┏━━

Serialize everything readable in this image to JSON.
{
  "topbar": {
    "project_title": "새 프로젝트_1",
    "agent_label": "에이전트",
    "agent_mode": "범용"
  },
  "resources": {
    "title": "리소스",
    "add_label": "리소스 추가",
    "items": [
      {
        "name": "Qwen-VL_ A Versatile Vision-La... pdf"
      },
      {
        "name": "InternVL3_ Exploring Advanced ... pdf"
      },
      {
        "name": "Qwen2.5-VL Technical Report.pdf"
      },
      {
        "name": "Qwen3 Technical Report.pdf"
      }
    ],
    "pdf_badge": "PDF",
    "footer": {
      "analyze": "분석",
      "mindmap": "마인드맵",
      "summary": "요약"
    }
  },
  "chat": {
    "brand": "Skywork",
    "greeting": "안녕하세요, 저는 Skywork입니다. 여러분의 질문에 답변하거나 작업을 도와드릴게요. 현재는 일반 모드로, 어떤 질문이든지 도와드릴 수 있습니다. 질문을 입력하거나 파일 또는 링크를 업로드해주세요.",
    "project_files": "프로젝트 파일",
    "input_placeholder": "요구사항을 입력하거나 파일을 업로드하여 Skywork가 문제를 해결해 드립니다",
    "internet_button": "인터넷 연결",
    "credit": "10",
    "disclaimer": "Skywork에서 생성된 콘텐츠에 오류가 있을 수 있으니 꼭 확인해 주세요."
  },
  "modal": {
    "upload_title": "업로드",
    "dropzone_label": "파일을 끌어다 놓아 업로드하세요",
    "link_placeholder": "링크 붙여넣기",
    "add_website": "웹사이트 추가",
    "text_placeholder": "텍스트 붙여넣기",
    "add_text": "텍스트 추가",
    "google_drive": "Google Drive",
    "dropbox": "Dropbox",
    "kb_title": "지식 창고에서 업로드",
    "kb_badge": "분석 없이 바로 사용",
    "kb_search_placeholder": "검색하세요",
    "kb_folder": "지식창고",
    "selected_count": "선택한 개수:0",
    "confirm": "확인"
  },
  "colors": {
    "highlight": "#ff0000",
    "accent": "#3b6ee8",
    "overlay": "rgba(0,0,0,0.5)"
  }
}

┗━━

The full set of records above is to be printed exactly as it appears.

Serialize everything readable in this image to JSON.
{
  "topbar": {
    "project_title": "새 프로젝트_1",
    "agent_label": "에이전트",
    "agent_mode": "범용"
  },
  "resources": {
    "title": "리소스",
    "add_label": "리소스 추가",
    "items": [
      {
        "name": "Qwen-VL_ A Versatile Vision-La... pdf"
      },
      {
        "name": "InternVL3_ Exploring Advanced ... pdf"
      },
      {
        "name": "Qwen2.5-VL Technical Report.pdf"
      },
      {
        "name": "Qwen3 Technical Report.pdf"
      }
    ],
    "pdf_badge": "PDF",
    "footer": {
      "analyze": "분석",
      "mindmap": "마인드맵",
      "summary": "요약"
    }
  },
  "chat": {
    "brand": "Skywork",
    "greeting": "안녕하세요, 저는 Skywork입니다. 여러분의 질문에 답변하거나 작업을 도와드릴게요. 현재는 일반 모드로, 어떤 질문이든지 도와드릴 수 있습니다. 질문을 입력하거나 파일 또는 링크를 업로드해주세요.",
    "project_files": "프로젝트 파일",
    "input_placeholder": "요구사항을 입력하거나 파일을 업로드하여 Skywork가 문제를 해결해 드립니다",
    "internet_button": "인터넷 연결",
    "credit": "10",
    "disclaimer": "Skywork에서 생성된 콘텐츠에 오류가 있을 수 있으니 꼭 확인해 주세요."
  },
  "modal": {
    "upload_title": "업로드",
    "dropzone_label": "파일을 끌어다 놓아 업로드하세요",
    "link_placeholder": "링크 붙여넣기",
    "add_website": "웹사이트 추가",
    "text_placeholder": "텍스트 붙여넣기",
    "add_text": "텍스트 추가",
    "google_drive": "Google Drive",
    "dropbox": "Dropbox",
    "kb_title": "지식 창고에서 업로드",
    "kb_badge": "분석 없이 바로 사용",
    "kb_search_placeholder": "검색하세요",
    "kb_folder": "지식창고",
    "selected_count": "선택한 개수:0",
    "confirm": "확인"
  },
  "colors": {
    "highlight": "#ff0000",
    "accent": "#3b6ee8",
    "overlay": "rgba(0,0,0,0.5)"
  }
}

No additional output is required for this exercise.